==== The data ====

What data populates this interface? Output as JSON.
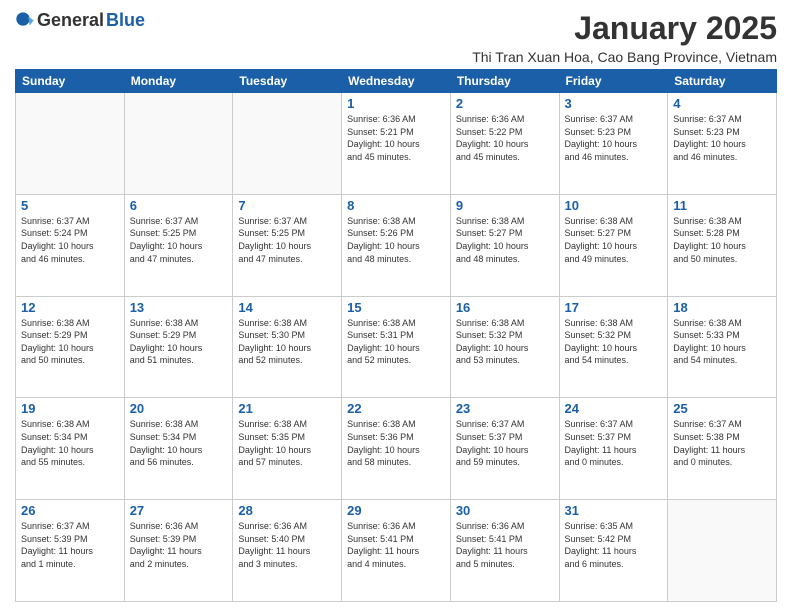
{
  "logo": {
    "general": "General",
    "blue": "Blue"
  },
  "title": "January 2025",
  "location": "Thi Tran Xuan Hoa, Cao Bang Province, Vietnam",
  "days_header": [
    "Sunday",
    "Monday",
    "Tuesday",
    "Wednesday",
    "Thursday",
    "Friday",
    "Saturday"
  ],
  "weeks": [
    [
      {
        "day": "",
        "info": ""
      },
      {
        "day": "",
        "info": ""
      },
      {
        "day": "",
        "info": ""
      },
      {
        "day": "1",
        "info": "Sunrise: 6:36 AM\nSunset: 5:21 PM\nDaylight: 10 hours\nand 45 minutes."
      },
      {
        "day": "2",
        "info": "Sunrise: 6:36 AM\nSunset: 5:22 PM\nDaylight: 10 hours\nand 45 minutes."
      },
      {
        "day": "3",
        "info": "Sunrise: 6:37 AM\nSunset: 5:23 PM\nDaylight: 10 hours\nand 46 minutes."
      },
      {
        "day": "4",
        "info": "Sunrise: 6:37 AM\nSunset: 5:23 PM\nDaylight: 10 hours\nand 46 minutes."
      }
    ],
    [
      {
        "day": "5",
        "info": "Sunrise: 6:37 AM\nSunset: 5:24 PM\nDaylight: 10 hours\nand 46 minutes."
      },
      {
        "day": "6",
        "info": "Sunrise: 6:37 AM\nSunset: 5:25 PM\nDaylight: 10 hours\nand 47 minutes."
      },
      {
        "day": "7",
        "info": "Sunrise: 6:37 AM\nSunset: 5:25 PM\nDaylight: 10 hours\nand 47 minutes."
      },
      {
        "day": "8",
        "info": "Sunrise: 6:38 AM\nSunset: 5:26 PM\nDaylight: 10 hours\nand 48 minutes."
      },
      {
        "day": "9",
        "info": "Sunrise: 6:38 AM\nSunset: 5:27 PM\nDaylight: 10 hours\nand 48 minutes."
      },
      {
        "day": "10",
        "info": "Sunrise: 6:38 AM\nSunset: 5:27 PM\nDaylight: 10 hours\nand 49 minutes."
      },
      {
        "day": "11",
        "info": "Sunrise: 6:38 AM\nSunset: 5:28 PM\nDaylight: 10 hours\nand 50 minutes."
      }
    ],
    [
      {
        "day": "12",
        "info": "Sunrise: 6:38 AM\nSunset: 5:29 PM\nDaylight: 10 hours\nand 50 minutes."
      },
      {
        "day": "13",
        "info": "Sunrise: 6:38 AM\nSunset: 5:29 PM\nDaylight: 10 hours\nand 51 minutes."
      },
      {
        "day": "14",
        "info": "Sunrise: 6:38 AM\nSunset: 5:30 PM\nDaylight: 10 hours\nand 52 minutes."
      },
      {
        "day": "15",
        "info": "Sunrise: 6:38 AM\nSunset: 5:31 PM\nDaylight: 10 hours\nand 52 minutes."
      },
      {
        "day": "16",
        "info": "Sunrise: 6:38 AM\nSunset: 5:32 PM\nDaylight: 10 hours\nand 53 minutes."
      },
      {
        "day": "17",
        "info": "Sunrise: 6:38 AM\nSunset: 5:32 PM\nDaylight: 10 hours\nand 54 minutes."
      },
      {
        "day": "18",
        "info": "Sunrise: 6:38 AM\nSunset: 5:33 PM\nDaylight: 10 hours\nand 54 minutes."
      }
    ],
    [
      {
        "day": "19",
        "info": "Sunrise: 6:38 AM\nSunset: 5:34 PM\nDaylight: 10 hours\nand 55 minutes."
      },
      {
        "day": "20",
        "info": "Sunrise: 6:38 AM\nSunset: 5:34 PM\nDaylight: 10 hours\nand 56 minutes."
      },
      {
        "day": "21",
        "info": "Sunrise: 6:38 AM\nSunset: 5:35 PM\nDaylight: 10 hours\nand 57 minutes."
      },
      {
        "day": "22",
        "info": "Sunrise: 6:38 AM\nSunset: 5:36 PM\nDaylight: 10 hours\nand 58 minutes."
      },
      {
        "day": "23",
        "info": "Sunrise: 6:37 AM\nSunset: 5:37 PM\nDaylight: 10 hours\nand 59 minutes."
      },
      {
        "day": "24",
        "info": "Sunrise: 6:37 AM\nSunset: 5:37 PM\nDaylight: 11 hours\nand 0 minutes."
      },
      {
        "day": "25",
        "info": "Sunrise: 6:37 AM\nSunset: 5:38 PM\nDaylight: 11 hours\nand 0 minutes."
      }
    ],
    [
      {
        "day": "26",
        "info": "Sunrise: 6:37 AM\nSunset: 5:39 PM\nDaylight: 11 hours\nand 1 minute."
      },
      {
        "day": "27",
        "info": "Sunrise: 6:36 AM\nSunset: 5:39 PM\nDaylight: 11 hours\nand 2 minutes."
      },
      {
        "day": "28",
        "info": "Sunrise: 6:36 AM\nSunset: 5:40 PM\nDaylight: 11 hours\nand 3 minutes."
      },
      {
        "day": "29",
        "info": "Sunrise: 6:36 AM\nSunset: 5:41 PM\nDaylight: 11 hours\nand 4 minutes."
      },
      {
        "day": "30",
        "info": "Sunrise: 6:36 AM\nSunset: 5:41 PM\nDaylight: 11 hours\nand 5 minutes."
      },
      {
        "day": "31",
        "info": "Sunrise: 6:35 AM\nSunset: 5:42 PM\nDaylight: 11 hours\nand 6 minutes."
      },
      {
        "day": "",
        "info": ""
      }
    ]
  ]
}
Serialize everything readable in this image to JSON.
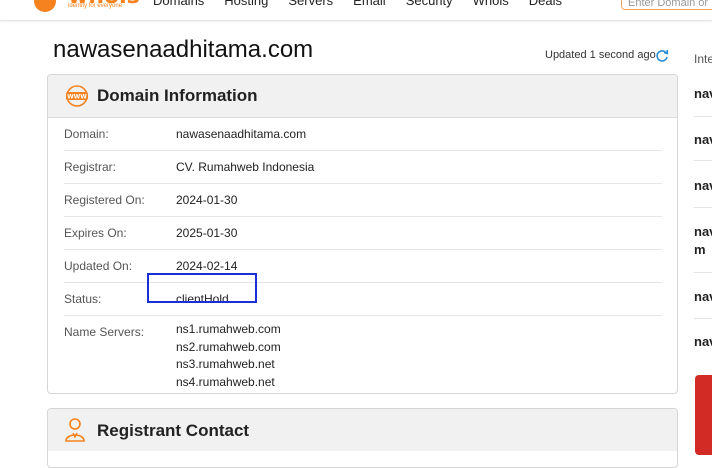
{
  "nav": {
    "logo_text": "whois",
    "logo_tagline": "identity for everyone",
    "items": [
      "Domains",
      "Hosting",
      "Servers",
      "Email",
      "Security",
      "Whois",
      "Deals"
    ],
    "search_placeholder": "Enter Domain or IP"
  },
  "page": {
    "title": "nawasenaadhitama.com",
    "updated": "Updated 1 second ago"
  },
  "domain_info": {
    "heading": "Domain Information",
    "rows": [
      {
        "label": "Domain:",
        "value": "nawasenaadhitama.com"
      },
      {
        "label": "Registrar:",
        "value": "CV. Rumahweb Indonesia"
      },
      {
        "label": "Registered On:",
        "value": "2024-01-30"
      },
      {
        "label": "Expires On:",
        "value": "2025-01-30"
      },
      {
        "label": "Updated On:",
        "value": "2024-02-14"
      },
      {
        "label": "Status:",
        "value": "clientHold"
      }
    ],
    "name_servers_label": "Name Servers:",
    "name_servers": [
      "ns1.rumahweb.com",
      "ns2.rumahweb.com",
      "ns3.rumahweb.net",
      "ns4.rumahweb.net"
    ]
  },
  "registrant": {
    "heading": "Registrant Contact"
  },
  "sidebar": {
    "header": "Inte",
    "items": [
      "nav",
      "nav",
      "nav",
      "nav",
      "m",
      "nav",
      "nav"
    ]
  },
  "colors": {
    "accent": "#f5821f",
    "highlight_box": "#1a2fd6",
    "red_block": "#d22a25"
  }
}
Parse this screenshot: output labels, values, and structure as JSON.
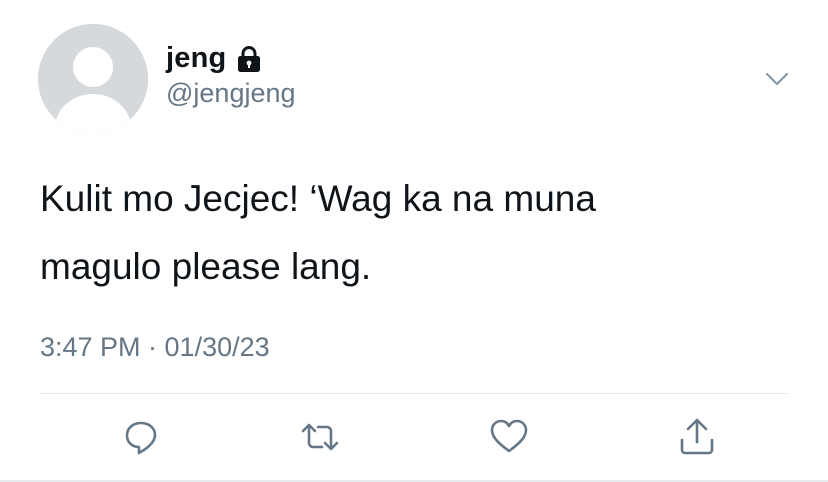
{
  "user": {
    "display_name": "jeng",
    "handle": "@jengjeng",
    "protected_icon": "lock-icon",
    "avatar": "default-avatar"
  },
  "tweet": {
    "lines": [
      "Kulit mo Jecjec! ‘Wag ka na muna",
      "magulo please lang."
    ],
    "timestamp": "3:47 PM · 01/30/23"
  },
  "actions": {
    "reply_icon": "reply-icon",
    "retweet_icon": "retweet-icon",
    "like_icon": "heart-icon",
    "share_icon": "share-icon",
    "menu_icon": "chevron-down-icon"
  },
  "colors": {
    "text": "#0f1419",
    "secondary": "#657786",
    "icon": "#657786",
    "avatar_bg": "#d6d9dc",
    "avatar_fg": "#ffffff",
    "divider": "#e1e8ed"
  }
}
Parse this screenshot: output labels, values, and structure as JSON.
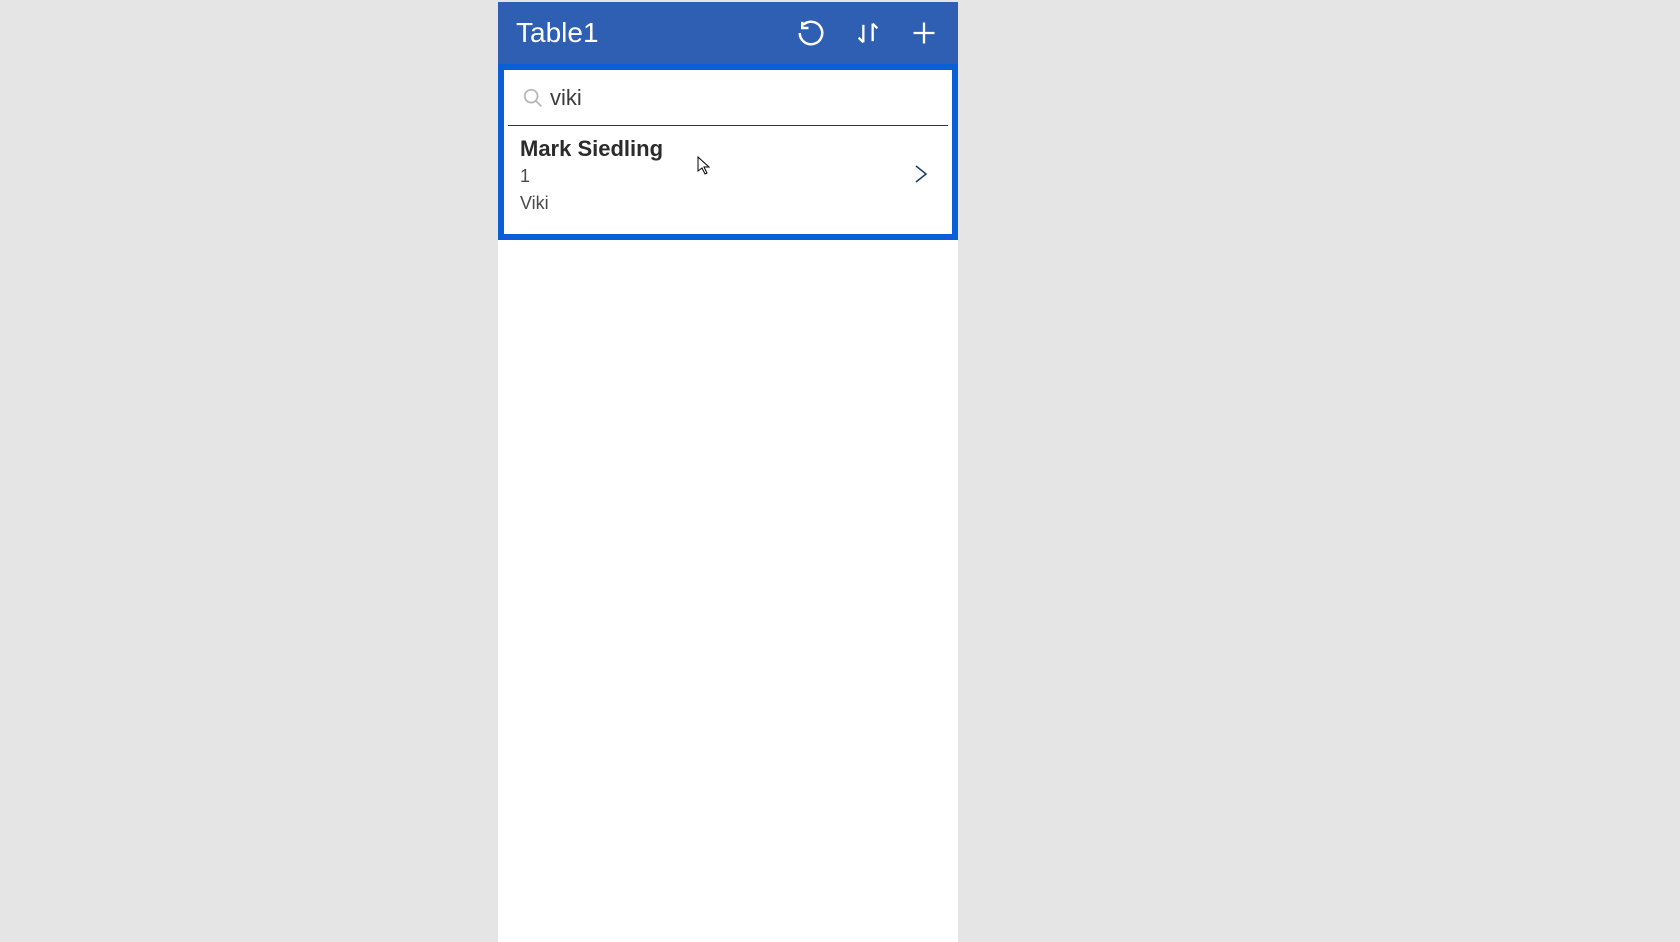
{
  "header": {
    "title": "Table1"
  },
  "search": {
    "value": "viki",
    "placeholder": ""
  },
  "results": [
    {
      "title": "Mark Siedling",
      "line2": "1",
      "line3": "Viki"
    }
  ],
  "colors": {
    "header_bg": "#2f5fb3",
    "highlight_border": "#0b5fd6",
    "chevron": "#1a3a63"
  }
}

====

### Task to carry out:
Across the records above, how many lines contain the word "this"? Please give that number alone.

### Solution to the exercise:
4